"What d'you mean by it?" he demanded. "Are you the master, or ain't you? A man what can't keep order in his own house ain't fit to be called a man. If my wife was carrying on like this----"
"I wish I was your wife," said Mrs. Gorman, moistening her lips.
Mr. Todd turned slowly and surveyed her.
"I don't," he said, simply, and, being by this time near the door, faded gently from the room.
"Order!" cried Mrs. Gorman, thumping the arm of her chair with a large, hard-working fist. "Take your seats, ladies."
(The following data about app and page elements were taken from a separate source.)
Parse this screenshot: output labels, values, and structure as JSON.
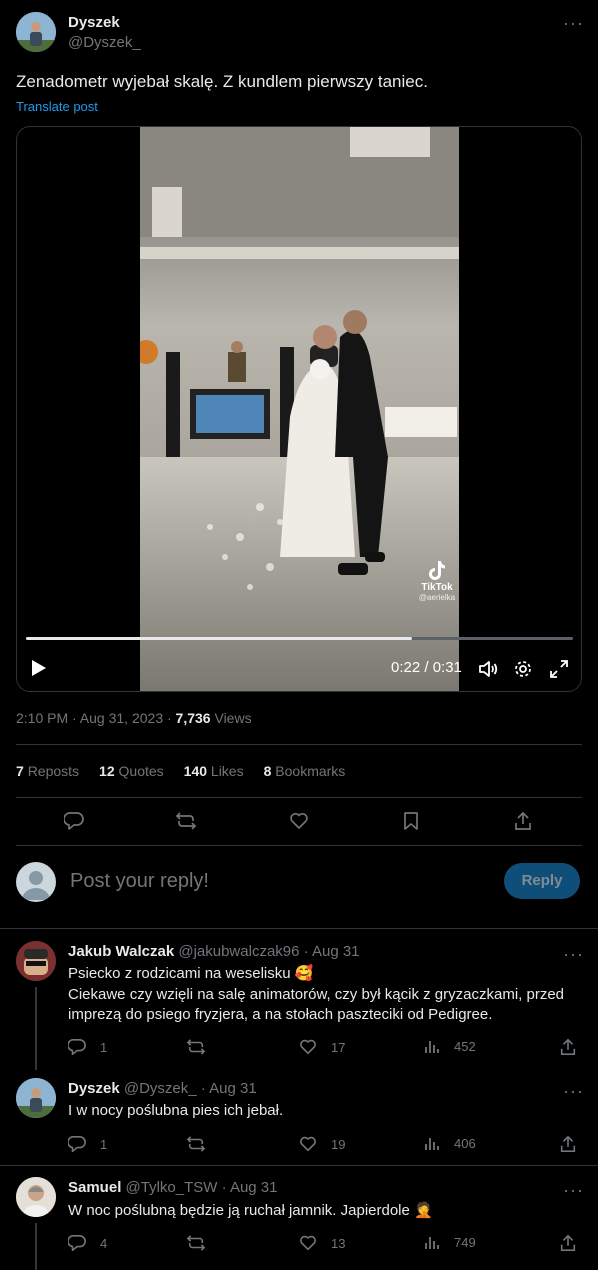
{
  "post": {
    "author_name": "Dyszek",
    "author_handle": "@Dyszek_",
    "text": "Zenadometr wyjebał skalę. Z kundlem pierwszy taniec.",
    "translate_label": "Translate post",
    "timestamp": "2:10 PM · Aug 31, 2023 · ",
    "views_count": "7,736",
    "views_label": " Views"
  },
  "video": {
    "time_display": "0:22 / 0:31",
    "progress": 0.705,
    "tiktok_label": "TikTok",
    "tiktok_user": "@aerielka"
  },
  "stats": {
    "reposts_count": "7",
    "reposts_label": "Reposts",
    "quotes_count": "12",
    "quotes_label": "Quotes",
    "likes_count": "140",
    "likes_label": "Likes",
    "bookmarks_count": "8",
    "bookmarks_label": "Bookmarks"
  },
  "compose": {
    "placeholder": "Post your reply!",
    "reply_button": "Reply"
  },
  "replies": [
    {
      "name": "Jakub Walczak",
      "handle": "@jakubwalczak96",
      "date": " · Aug 31",
      "line1": "Psiecko z rodzicami na weselisku 🥰",
      "line2": "Ciekawe czy wzięli na salę animatorów, czy był kącik z gryzaczkami, przed imprezą do psiego fryzjera, a na stołach paszteciki od Pedigree.",
      "replies": "1",
      "reposts": "",
      "likes": "17",
      "views": "452"
    },
    {
      "name": "Dyszek",
      "handle": "@Dyszek_",
      "date": " · Aug 31",
      "line1": "I w nocy poślubna pies ich jebał.",
      "replies": "1",
      "reposts": "",
      "likes": "19",
      "views": "406"
    },
    {
      "name": "Samuel",
      "handle": "@Tylko_TSW",
      "date": " · Aug 31",
      "line1": "W noc poślubną będzie ją ruchał jamnik. Japierdole 🤦",
      "replies": "4",
      "reposts": "",
      "likes": "13",
      "views": "749"
    }
  ],
  "colors": {
    "accent": "#1d9bf0",
    "reply_button_bg": "#0f4e78",
    "divider": "#2f3336",
    "muted": "#71767b"
  }
}
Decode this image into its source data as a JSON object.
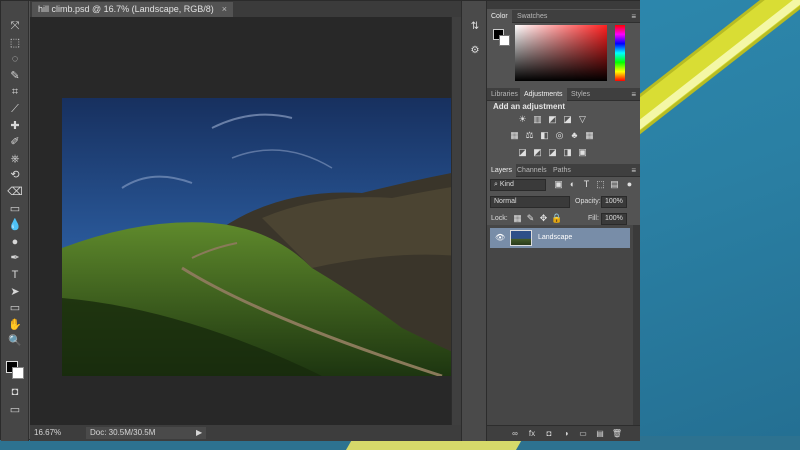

A strange thrill passed through the bodies of her companions and communicated itself to the men in the chairs. There was a moment's tense pause, and then the end man, muttering something about "going to see what had happened to poor old Ben Todd," rose slowly and went out. His companions, with heads erect and a look of cold disdain upon their faces, followed him.
It was Mr. Porter's last meeting, but his wife had several more. They lasted, in fact, until the day, a fortnight later, when he came in with flushed face and sparkling eyes to announce that the strike was over and the men victorious.
"Six bob a week more!" he said, with enthusiasm. "You see, I was right to strike, after all."
Mrs. Porter eyed him. "I am out for four bob a week more," she said, calmly.
Her husband swallowed. "You--you don't understand 'ow these things are done," he said, at last. "It takes time. We ought to ne--negotiate."
"All right," said Mrs. Porter, readily. "Seven shillings a week, then."
"Let's say four and have done with it," exclaimed the other, hastily.
And Mrs. Porter said it.